There are always going to be areas where business does not want to be regulated because regulations are inconvenient.
The Economist: But don’t you wish, when you look at things like Dodd-Frank or you look at health-care reform—both of which we supported in principle—that they could have been much simpler?
Mr Obama: Of course. This goes back to the old adage of Churchill—democracy is the worst form of government except for all the alternatives. (Laughter.) It’s messy.
And so could we have designed a far more elegant health-care law? Of course. Would I have greatly preferred a blank canvas in which to design financial regulations post-2008 and consolidated agencies and simplified oversight? Absolutely. But the truth of the matter is, is that we saved the financial system. It continues to be extraordinarily profitable. And essentially, what we did was to provide an additional cushion so that if and when people make bad decisions with large sums of money—which they inevitably do—the risks to the system are reduced.

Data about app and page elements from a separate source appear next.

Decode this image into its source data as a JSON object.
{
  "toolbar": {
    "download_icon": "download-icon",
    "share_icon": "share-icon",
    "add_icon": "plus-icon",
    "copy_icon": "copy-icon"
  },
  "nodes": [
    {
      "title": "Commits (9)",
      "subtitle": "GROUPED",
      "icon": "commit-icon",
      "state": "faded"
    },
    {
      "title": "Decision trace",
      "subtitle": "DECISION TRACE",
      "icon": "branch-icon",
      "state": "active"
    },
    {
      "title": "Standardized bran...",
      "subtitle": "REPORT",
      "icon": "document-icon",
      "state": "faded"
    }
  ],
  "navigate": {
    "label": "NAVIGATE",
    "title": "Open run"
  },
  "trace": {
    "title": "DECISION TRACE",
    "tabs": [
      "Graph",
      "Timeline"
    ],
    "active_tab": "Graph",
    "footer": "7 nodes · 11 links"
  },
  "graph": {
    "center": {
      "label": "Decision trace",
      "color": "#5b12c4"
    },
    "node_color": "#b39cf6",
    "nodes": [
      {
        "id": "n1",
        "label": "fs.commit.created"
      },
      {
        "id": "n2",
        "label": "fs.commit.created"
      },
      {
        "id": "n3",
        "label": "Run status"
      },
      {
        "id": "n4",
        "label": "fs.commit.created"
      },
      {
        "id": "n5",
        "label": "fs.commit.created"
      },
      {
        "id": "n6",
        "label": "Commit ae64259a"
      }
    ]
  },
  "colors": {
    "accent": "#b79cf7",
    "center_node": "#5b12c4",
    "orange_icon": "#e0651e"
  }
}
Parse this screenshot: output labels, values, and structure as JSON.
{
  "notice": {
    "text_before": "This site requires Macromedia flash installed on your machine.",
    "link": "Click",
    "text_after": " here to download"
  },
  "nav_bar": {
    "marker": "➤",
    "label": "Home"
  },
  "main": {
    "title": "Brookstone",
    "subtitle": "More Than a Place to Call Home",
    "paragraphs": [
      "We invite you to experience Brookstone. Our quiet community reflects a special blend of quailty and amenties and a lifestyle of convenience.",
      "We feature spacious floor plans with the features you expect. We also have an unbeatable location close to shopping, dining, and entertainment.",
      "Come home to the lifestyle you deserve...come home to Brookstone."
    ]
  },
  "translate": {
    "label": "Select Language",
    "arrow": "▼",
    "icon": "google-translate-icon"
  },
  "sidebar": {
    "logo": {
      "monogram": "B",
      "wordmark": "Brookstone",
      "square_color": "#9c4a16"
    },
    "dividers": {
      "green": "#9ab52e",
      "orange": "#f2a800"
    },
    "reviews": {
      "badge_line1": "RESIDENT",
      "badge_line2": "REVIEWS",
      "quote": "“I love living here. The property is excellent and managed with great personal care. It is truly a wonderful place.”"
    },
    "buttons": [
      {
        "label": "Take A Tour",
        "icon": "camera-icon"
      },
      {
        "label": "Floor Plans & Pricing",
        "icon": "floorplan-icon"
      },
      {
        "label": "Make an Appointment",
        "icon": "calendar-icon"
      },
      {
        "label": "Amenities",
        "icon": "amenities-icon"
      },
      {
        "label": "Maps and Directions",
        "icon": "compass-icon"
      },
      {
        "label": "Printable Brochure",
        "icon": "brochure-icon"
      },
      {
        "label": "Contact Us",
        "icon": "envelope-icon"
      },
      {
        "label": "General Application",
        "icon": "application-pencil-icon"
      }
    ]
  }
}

And on health care, as messy as the whole process has been, here’s what I know—that we have millions of people [insured] who didn’t have insurance before, and health-care inflation is the lowest it’s been in 50 years, for four consecutive years, corresponding to when we passed the law.
So my belief is that if, in fact, we can see a reduction in some of the political temperature around Obamacare or around Dodd-Frank, then it’s an iterative process. We can go back at it and further refine it, learn lessons from things that aren’t working as well, make it simpler, make it better. That does require, though, an attitude on the part of Congress, as well as on the part of the business community, that says you don’t just get 100% of what you want.
Do read the whole thing. Does Obama believe what he says? Is this just something he says for public consumption? Obama, according to The Economist “was buoyed by the recent economic numbers and looking towards his legacy…” Funny, everybody else considered the numbers as a disappointing failure to meet expectations. And Obama’s track record as disastrous. So he heralds his role in saving the U.S. economy.
A new study by the Russel Sage Foundation finds that middle-class Americans are poorer today than they were in 1984. 92,001,000 people are no longer in the workforce, an increase of 11,472,000 since he took office.
The Obama administration has added $7 trillion to the National Debt, well, actually — $7,060,259,674,497.51 to be precise— but when the number gets that big I have trouble with all the commas.
In 2012, Obama was heavily criticized for delaying (and hiding) major regulation until after the presidential election. Now it seems he may again be delaying another $34 billion of new regulations until after the election. There are mostly regulatory costs imposed by the EPA. Why am I not surprised?
The most extensive is the EPA’s ground-level ozone standard. That one does not currently have a price tag, but when the rule was vetoed by the White House in 2011, it’s cost was put at $90 billion. Then you have the Department of Energy’s new conservation standards for incandescent lamps, projected to cost$863 million per year and raise consumer prices by 40 to 70 percent. Most of these regulations are also major job killers, but the EPA says they don’t have to pay any attention to that. That does not include the Clean Energy Plan regulations which is expected to cost thousands of jobs and raise the cost of electricity sharply.
Gosh. Back in 2008, presidential candidate Barack Obama called President George W. Bush “unpatriotic” and his policies “irresponsible” for adding $4 trillion to the national debt with the costs of 9/11 and two wars. But that was then and this is now.